- Temperature and weather – Try not to order your eggs during temperature extremes, that goes for both hot and cold weather. Keep the forecast in mind, if there is approaching bad weather it can cause delays at the post office. You don’t want your eggs sitting on the bag of an overly hot or cold truck.
- Patience – once your eggs arrive, you’ll want to carefully unpack them and inspect them for any cracks (you can use a bright flashlight to candle them). If any of the eggs have small hairline cracks you can try sealing them with some melted candle wax. We personally have not had any luck with sealing and hatching cracked eggs. You paid for the eggs, so it doesn’t hurt to at least try. You also want to allow your eggs to settle. This means allowing your eggs to sit upright in an egg carton (large end up) for 24 hours at room temperature.
- Air cells – The air cell is a small pocket of air that is located at the large end of the egg. Every egg has an air cell. The air cell in an egg provides the chick with air when it is ready to hatch and start breathing air on its own. As the chick starts breathing, there is a buildup of carbon dioxide in the egg, this process prompts the chick to break through the egg to get fresh air. One of the most common issues that you’ll see with shipped eggs is a damaged air cell. While they might be damaged, all is not lost! Rough handling during shipping can result in the air cell becoming detached or even misshapen. This is one of the reasons why you want to leave your eggs sitting upright for 24 hours, it’ll give the air cell a chance to settle.
After the 24 hours are up, you’re good to put them in your incubator or under your broody hen.

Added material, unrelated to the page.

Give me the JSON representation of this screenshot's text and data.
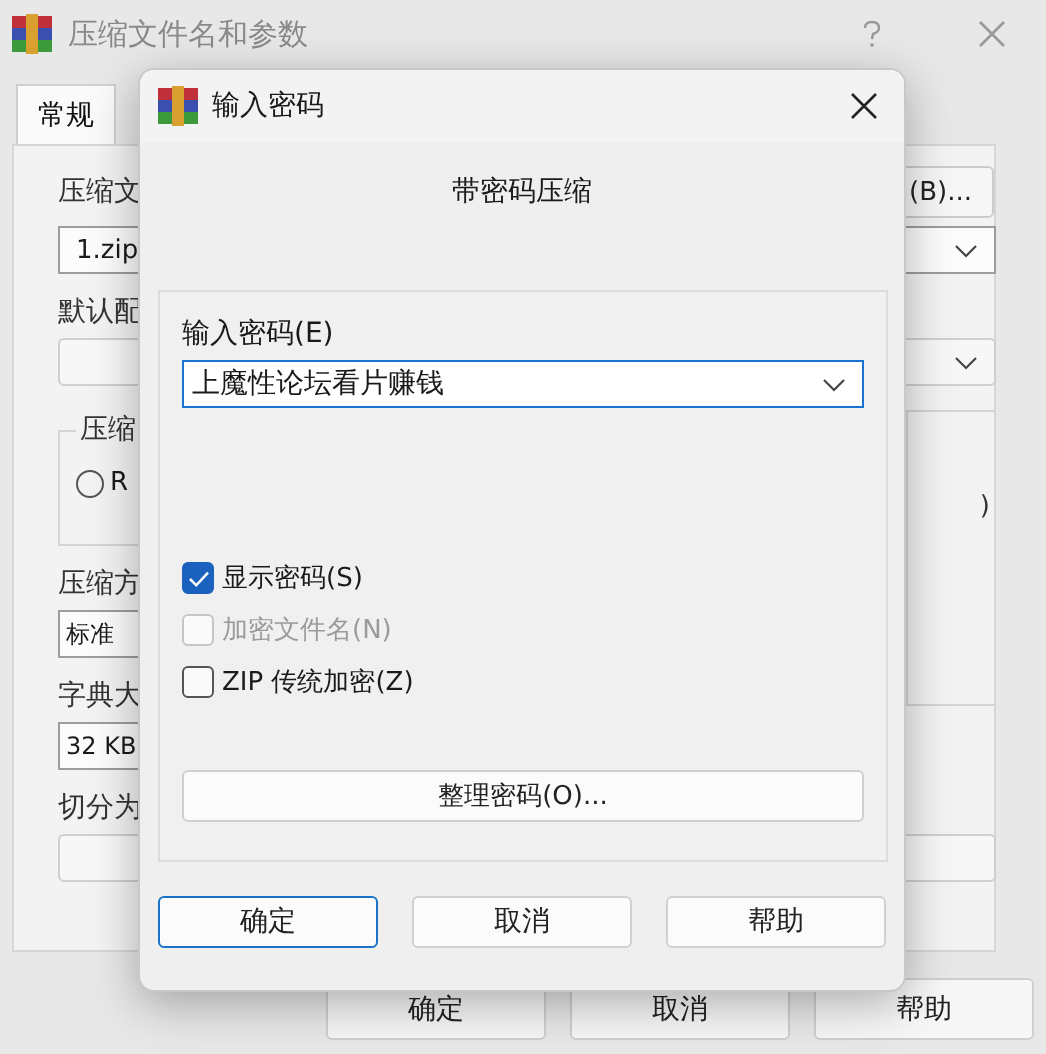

Be sure to check back soon to see an update on our hatching experience, and hopefully cute chick pictures!
Until next time…